Using the data below, copy each line that includes the word "description".

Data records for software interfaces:
..........

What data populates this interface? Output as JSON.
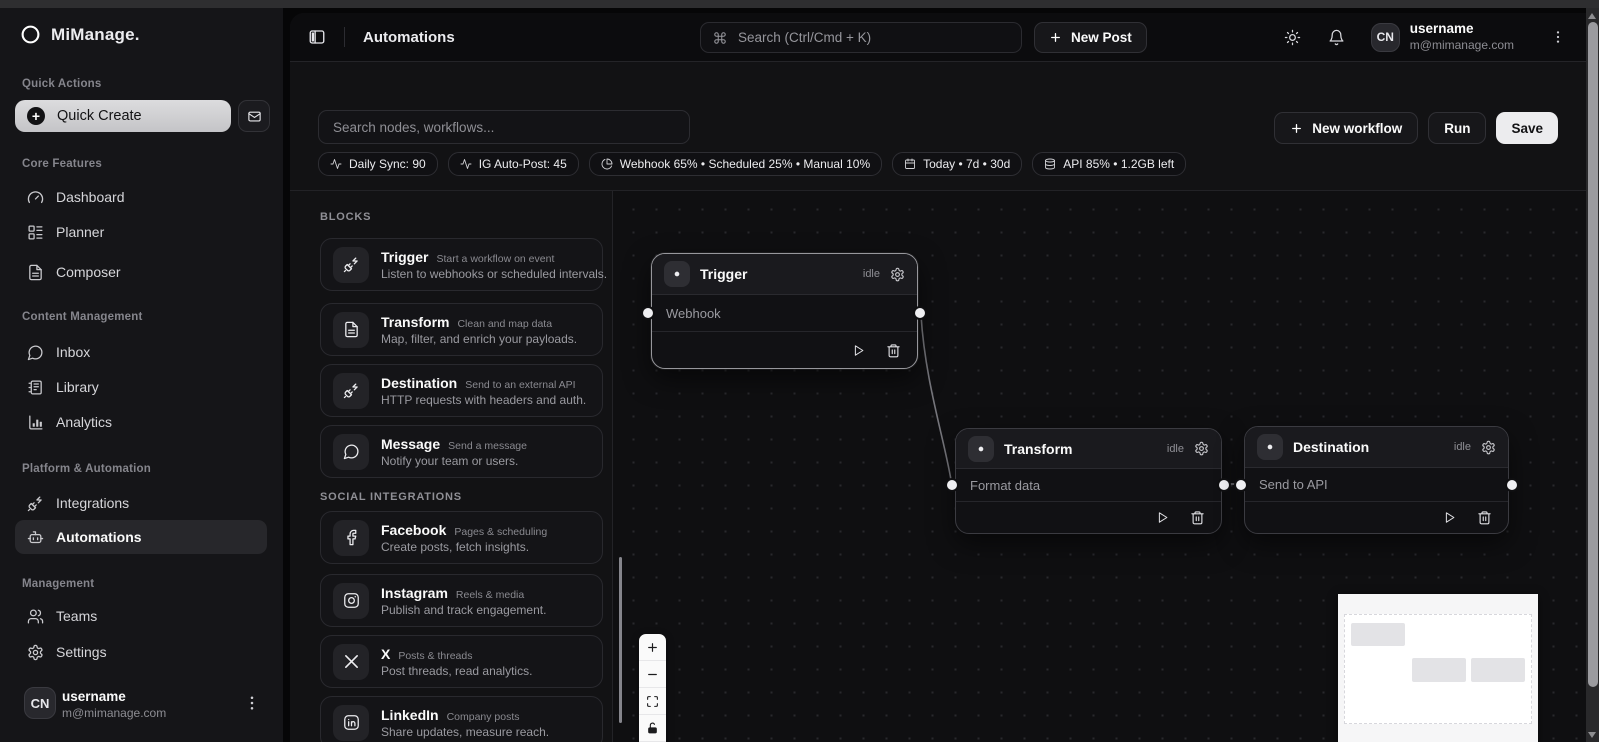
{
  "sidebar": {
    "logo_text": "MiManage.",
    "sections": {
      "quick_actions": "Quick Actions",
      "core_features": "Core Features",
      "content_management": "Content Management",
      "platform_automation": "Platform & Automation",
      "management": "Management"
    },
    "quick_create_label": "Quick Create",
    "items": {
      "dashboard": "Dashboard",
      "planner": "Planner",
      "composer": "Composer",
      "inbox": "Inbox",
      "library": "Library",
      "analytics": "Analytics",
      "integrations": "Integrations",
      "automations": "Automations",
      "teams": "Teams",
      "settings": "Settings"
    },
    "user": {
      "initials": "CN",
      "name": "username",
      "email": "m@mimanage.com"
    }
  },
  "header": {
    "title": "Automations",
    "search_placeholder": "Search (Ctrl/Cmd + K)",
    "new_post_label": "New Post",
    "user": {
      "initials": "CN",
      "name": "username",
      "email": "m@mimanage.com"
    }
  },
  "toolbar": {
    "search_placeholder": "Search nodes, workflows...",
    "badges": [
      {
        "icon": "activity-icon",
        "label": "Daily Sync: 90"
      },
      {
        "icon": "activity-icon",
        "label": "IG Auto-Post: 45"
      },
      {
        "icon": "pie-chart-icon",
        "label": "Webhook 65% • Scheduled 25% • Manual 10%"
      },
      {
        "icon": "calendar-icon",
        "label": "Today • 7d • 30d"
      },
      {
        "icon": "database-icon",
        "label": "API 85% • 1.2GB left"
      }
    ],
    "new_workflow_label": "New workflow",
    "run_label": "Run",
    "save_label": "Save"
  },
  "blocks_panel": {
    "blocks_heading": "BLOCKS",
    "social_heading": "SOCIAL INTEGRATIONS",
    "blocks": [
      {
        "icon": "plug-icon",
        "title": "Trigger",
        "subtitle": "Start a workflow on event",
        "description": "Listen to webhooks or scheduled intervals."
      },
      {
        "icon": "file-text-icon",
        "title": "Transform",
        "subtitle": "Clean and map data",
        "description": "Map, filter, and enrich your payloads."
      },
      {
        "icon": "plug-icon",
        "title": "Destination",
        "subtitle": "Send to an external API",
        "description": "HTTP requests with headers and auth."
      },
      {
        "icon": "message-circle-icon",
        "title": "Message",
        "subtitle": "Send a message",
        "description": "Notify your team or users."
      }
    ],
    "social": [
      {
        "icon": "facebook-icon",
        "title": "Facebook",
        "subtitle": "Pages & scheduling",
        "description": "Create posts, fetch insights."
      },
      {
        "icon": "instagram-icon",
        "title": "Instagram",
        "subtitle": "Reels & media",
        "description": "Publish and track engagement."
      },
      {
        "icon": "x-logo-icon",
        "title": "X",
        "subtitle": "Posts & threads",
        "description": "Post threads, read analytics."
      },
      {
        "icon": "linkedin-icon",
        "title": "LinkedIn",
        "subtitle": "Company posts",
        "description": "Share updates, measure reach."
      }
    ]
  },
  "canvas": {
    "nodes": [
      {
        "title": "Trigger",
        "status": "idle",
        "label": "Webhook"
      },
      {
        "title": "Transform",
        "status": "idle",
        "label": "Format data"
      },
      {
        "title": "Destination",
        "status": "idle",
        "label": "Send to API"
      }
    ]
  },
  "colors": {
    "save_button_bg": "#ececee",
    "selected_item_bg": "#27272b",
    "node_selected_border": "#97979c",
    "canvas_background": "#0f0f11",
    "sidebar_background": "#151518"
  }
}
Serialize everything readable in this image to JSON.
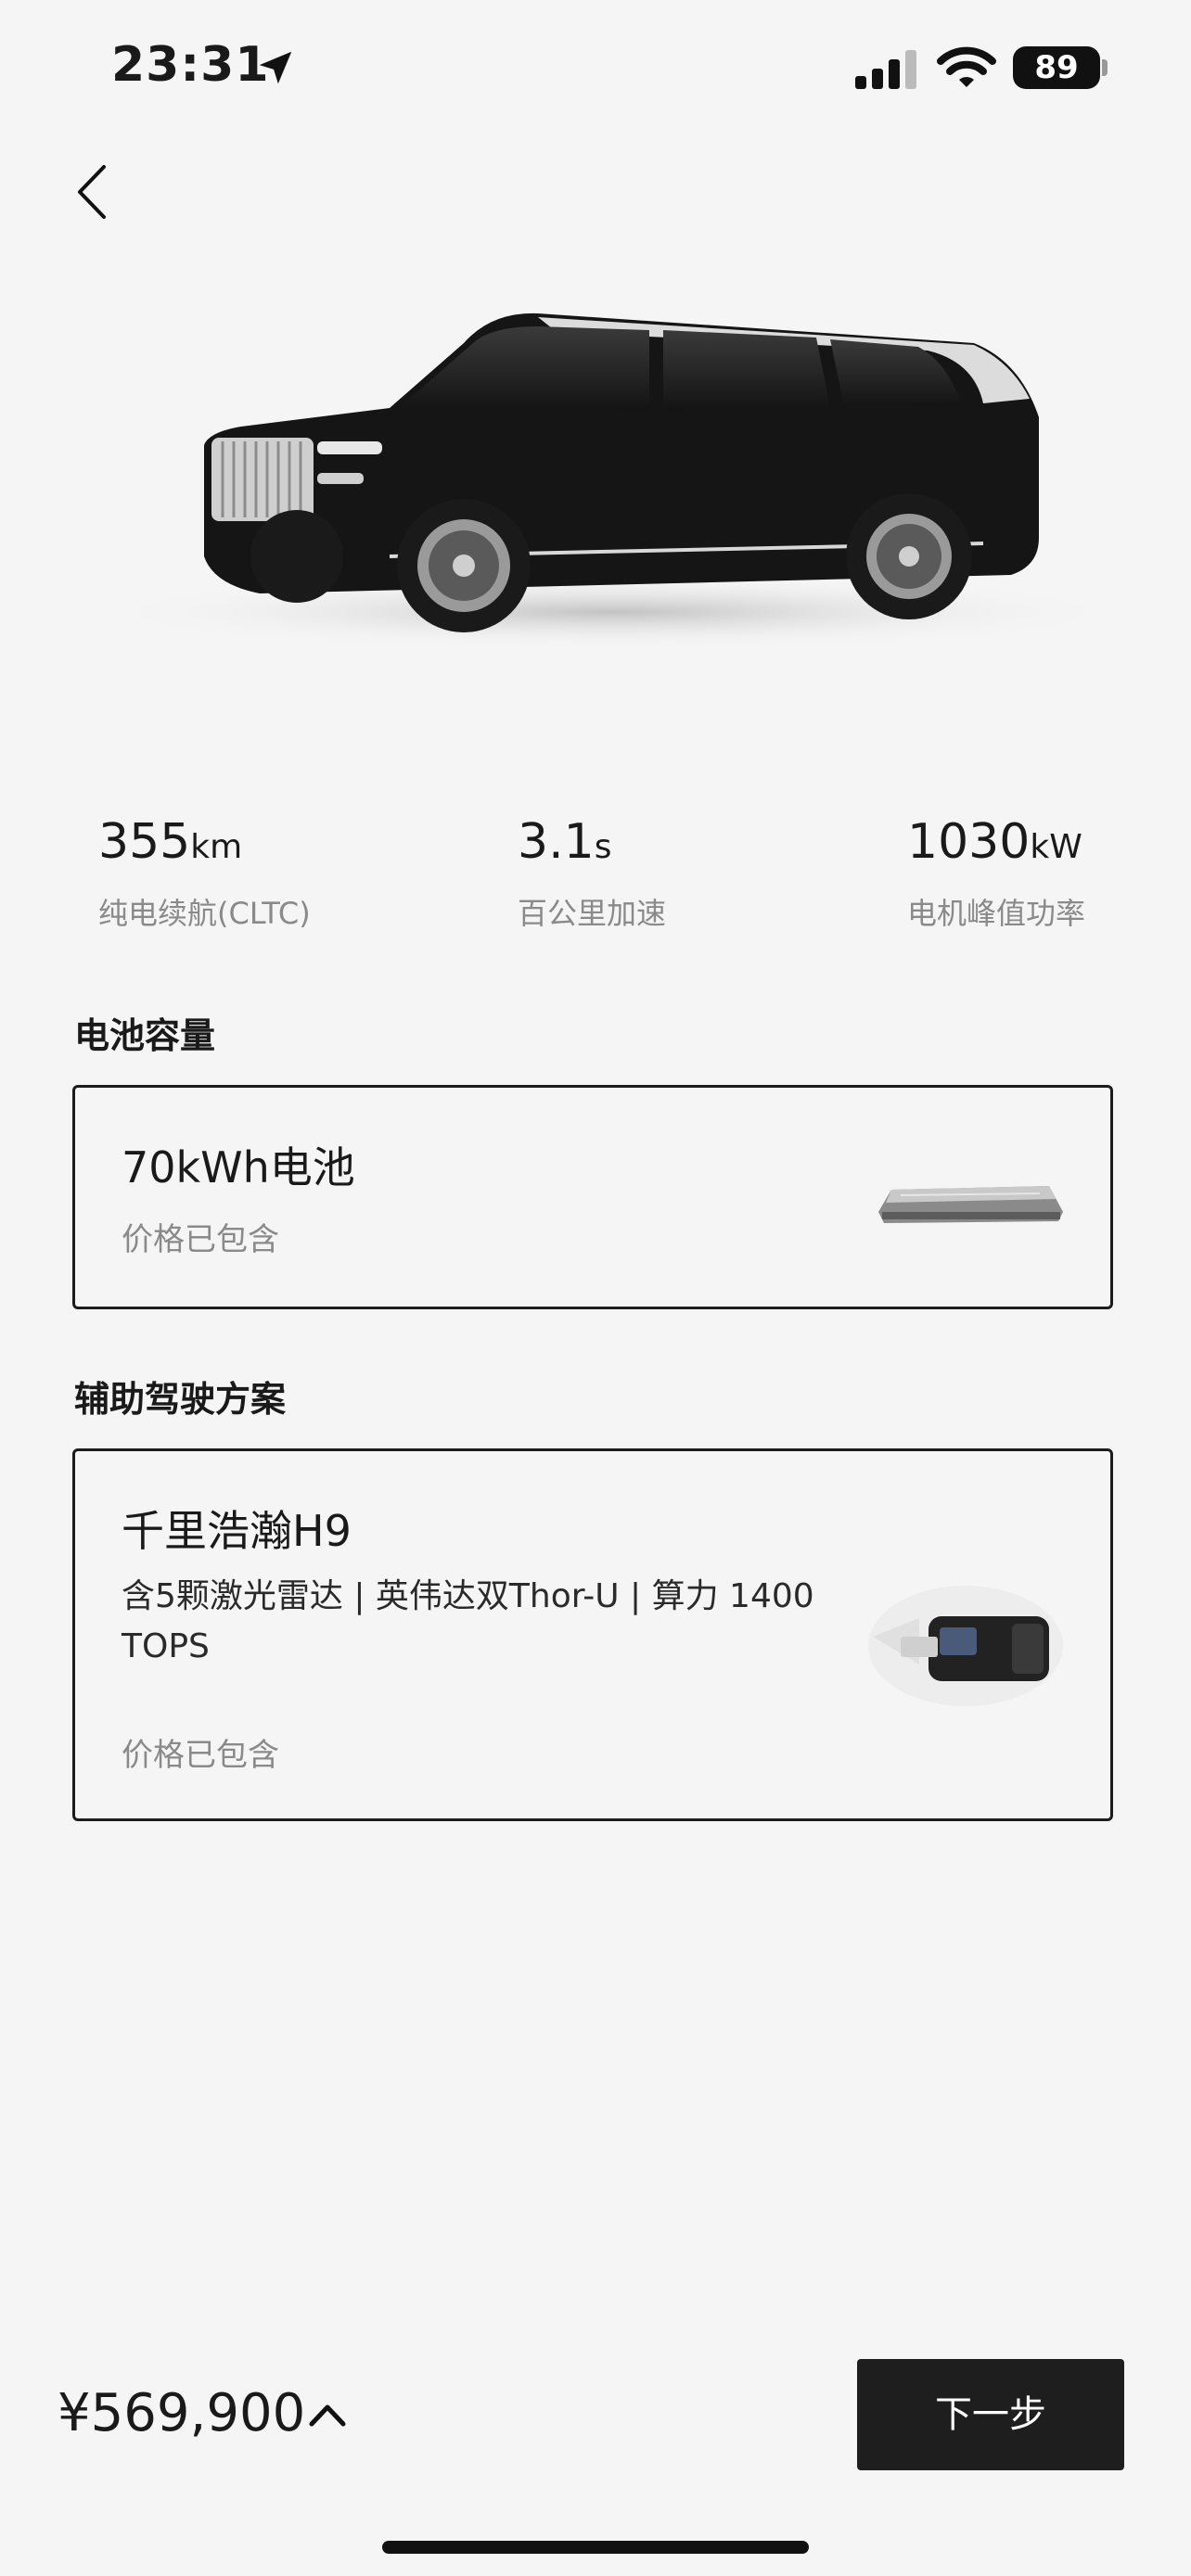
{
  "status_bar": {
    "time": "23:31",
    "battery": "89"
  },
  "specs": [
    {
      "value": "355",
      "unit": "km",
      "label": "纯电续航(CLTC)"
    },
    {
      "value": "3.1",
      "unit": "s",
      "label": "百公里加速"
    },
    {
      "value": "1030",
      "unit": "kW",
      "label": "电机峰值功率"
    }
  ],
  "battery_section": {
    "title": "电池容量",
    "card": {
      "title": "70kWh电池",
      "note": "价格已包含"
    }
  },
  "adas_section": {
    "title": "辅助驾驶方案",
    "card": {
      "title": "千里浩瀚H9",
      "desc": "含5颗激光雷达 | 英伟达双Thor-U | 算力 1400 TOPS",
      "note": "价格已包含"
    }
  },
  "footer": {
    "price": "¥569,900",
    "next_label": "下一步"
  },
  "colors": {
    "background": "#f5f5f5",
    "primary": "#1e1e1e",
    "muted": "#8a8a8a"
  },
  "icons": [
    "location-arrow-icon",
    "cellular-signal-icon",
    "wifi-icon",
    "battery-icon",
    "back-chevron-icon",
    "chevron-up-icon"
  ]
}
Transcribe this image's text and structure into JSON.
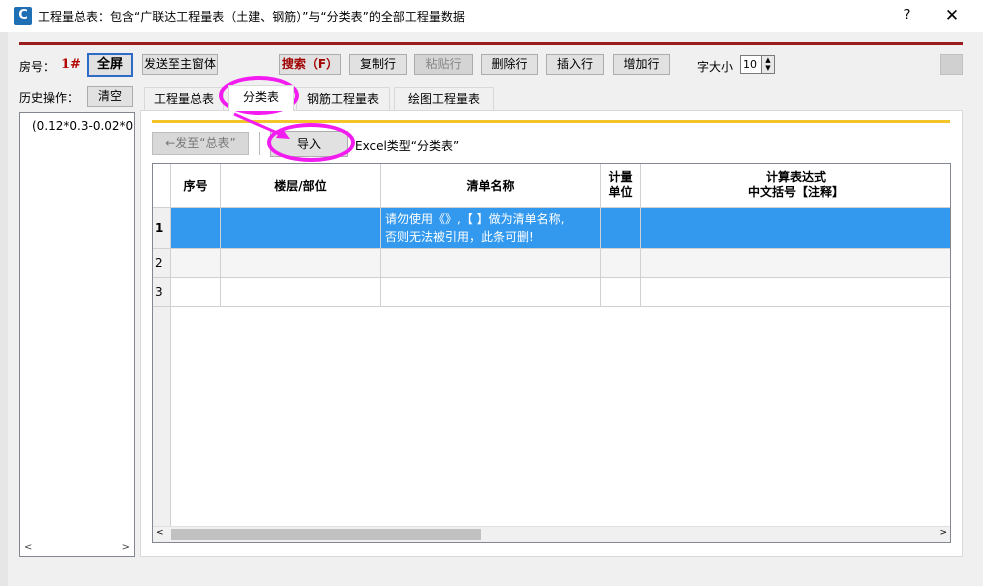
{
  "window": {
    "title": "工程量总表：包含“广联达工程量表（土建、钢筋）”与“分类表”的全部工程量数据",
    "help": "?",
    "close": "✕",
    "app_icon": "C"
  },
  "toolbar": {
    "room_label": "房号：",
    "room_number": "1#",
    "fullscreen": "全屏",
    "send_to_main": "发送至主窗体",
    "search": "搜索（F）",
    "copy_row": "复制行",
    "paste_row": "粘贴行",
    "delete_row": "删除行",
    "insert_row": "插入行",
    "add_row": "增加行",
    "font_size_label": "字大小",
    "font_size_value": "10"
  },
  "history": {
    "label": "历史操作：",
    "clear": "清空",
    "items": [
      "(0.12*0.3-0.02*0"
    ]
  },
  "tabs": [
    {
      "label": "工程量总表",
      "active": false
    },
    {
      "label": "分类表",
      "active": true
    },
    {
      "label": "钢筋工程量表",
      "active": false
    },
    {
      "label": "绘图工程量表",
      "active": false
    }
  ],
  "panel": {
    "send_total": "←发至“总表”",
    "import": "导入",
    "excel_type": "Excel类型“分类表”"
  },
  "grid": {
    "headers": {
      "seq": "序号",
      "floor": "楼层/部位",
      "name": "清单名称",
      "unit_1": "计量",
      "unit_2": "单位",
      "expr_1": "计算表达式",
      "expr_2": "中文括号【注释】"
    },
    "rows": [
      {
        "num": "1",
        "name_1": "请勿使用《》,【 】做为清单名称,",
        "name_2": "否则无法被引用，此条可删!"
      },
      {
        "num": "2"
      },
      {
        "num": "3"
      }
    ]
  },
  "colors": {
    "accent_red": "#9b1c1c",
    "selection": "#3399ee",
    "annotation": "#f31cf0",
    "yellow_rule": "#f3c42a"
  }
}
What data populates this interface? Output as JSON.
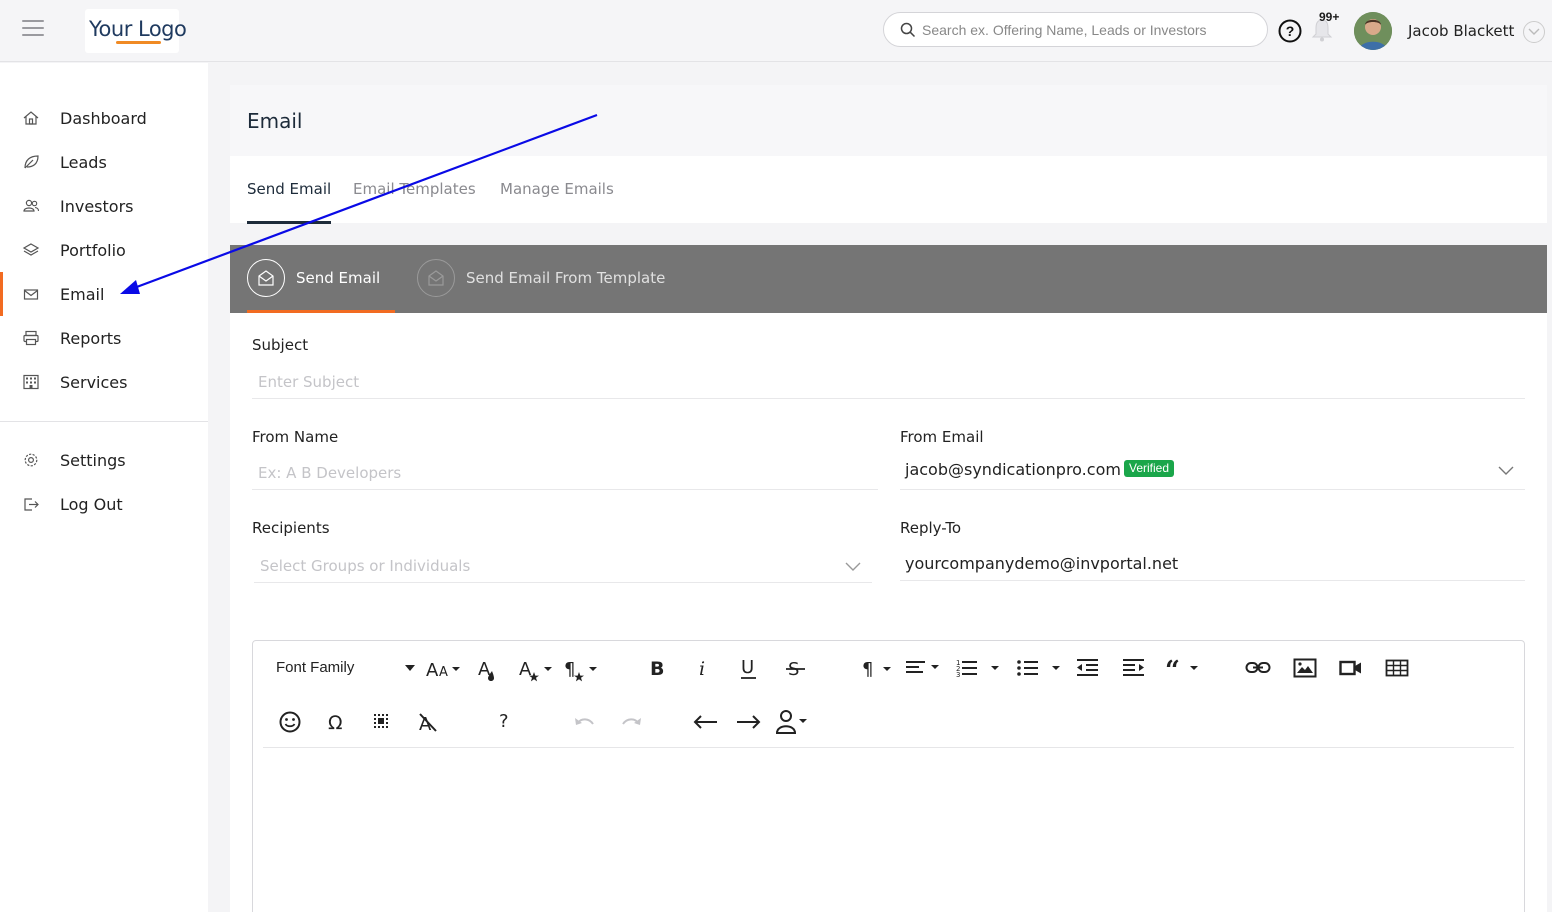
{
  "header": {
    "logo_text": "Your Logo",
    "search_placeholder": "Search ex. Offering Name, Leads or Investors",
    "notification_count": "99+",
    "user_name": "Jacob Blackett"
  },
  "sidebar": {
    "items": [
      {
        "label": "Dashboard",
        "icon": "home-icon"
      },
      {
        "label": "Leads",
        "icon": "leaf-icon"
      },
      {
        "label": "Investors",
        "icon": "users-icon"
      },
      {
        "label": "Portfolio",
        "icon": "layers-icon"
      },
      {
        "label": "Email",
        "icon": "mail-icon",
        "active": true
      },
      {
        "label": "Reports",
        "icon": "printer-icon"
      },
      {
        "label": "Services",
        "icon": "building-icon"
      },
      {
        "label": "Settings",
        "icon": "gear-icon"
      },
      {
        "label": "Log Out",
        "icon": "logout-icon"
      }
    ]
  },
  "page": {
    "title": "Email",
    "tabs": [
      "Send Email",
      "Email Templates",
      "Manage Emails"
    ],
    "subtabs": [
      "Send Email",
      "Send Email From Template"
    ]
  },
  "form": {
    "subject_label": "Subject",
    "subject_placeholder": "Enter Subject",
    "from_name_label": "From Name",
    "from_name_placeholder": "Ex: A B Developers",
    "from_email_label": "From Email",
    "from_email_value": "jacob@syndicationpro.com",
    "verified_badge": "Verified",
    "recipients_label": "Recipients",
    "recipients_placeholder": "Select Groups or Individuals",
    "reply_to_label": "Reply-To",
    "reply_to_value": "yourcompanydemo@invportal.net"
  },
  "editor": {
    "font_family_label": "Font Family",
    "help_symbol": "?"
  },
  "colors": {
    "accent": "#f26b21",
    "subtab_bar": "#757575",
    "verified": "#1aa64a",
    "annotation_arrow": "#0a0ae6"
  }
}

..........

The completed task —
        "description": "Listen to webhooks or scheduled intervals."
        "description": "Map, filter, and enrich your payloads."
        "description": "HTTP requests with headers and auth."
        "description": "Notify your team or users."
        "description": "Create posts, fetch insights."
        "description": "Publish and track engagement."
        "description": "Post threads, read analytics."
        "description": "Share updates, measure reach."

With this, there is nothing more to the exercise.